**Required action**
Work through the entries below and show every line in which "translate" is found.

**Material supplied**
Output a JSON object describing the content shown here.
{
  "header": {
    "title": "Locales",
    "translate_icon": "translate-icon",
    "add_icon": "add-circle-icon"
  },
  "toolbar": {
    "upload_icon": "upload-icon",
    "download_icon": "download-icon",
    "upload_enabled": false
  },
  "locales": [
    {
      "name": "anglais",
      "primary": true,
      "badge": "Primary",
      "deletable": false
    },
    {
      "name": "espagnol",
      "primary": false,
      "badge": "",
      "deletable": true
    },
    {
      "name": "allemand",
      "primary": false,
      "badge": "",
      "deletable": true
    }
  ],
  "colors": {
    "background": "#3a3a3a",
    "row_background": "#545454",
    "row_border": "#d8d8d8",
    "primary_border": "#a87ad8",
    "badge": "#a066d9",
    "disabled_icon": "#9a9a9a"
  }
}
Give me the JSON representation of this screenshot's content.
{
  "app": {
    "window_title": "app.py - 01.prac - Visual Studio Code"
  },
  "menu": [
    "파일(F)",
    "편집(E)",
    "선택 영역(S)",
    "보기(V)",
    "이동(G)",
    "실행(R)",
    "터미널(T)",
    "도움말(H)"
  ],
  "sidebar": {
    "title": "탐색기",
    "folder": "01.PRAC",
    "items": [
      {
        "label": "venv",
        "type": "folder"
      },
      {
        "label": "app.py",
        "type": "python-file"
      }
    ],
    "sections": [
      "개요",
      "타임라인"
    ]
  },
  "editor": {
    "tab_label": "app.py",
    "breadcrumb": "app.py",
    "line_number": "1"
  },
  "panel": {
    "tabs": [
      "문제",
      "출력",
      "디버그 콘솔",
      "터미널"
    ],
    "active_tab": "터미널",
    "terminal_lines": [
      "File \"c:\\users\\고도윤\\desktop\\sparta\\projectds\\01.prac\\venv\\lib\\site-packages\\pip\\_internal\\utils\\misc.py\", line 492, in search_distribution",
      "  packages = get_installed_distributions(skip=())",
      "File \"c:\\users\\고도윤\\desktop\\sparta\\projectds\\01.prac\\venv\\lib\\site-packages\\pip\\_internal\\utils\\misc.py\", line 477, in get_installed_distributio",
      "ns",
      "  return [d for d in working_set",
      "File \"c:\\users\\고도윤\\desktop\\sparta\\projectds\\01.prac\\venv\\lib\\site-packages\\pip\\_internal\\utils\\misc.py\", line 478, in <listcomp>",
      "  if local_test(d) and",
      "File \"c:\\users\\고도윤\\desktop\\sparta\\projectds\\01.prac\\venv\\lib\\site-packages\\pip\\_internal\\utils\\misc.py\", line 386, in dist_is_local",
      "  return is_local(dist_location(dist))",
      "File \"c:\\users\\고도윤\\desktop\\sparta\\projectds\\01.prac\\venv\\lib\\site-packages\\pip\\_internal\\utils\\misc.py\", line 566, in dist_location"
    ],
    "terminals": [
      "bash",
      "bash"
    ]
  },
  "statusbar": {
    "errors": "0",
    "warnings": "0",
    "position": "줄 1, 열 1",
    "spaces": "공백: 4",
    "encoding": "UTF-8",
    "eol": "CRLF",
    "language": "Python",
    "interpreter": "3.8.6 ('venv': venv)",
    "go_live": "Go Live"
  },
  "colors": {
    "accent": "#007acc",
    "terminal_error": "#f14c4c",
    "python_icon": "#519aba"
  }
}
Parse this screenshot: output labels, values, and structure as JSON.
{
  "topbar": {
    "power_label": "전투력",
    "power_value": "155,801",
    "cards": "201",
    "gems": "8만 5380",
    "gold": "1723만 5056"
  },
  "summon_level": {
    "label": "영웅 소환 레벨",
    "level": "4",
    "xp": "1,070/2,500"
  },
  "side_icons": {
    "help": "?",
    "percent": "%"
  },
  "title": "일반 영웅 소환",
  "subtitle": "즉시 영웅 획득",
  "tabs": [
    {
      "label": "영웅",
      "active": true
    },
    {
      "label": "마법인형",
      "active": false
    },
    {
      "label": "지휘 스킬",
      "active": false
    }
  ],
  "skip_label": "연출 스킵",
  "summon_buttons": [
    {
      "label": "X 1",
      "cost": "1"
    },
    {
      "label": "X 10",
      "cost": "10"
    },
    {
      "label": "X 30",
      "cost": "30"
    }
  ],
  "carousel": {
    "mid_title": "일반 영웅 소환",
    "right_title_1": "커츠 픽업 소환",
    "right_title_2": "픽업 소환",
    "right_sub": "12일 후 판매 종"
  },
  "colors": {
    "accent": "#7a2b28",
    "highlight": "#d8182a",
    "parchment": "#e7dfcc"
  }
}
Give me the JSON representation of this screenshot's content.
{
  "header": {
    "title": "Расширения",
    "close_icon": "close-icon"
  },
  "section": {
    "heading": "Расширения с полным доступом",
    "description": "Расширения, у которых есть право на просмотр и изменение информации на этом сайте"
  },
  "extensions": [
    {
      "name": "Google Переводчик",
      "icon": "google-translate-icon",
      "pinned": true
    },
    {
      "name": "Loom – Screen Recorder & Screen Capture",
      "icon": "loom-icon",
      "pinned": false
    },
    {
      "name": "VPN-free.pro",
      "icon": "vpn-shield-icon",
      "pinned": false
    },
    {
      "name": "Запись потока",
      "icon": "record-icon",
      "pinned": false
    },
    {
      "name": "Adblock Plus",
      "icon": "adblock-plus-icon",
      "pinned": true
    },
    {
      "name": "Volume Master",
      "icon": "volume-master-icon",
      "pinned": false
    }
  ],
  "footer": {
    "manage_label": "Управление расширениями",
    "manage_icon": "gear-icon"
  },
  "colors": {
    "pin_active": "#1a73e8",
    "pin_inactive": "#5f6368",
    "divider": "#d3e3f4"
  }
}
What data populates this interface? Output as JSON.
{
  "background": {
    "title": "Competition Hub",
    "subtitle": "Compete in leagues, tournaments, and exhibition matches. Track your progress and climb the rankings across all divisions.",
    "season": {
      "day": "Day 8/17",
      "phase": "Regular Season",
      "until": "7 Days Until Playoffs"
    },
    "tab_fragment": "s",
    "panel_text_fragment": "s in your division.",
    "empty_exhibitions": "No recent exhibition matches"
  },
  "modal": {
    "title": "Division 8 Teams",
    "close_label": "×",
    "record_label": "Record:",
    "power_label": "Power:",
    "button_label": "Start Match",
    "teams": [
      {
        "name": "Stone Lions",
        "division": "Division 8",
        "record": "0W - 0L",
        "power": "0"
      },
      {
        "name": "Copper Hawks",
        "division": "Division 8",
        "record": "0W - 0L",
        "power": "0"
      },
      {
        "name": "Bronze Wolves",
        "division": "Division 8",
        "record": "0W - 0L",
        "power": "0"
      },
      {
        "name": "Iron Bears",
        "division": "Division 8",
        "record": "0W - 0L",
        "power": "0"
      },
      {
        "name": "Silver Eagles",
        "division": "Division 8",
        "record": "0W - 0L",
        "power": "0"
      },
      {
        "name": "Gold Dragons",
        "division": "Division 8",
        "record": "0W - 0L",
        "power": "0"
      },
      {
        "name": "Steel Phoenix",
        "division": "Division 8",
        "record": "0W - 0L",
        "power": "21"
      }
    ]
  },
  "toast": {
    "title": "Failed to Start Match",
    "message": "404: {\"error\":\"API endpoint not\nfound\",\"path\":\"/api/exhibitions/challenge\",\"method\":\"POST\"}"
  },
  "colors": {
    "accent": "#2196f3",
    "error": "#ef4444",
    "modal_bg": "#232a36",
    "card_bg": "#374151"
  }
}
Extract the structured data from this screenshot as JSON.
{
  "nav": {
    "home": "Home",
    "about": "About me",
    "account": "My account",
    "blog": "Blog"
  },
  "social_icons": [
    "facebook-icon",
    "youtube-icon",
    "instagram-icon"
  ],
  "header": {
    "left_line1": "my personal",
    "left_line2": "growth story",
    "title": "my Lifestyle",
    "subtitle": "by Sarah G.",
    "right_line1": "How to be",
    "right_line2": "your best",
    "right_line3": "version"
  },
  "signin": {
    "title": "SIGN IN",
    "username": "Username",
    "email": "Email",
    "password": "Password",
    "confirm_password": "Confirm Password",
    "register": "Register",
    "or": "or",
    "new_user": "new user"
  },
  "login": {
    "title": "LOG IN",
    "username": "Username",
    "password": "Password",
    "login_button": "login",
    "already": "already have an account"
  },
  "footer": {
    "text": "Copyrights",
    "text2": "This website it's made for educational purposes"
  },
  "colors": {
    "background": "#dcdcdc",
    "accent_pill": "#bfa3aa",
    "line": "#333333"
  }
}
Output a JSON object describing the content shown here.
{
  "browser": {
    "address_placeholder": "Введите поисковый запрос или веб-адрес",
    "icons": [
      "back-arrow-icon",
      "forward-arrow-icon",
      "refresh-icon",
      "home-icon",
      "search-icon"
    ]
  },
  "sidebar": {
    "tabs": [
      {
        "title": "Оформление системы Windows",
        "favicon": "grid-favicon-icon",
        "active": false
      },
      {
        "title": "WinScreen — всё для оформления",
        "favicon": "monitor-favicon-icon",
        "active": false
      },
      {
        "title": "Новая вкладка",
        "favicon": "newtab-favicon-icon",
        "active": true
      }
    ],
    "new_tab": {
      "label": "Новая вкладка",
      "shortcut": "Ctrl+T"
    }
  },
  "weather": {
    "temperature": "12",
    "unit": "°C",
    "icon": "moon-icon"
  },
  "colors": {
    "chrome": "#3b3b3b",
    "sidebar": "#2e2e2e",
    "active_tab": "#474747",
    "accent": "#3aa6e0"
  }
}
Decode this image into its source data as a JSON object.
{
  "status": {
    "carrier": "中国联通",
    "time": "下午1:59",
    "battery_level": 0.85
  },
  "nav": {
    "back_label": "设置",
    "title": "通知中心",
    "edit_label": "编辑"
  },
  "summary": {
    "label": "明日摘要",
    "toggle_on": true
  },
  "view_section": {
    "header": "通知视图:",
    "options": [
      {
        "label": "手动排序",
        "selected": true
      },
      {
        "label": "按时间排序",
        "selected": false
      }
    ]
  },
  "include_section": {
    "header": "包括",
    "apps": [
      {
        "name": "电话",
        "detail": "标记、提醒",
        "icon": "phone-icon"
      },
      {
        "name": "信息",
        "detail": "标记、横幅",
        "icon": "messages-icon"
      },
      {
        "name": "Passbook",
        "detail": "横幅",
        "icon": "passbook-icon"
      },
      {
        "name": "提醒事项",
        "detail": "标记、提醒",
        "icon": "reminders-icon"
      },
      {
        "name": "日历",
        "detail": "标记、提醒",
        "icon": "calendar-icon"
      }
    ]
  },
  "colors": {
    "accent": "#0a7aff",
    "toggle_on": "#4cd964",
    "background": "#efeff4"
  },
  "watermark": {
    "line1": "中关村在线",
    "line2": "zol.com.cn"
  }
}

**Solved exercise**
    "translate_icon": "translate-icon",
      "icon": "google-translate-icon",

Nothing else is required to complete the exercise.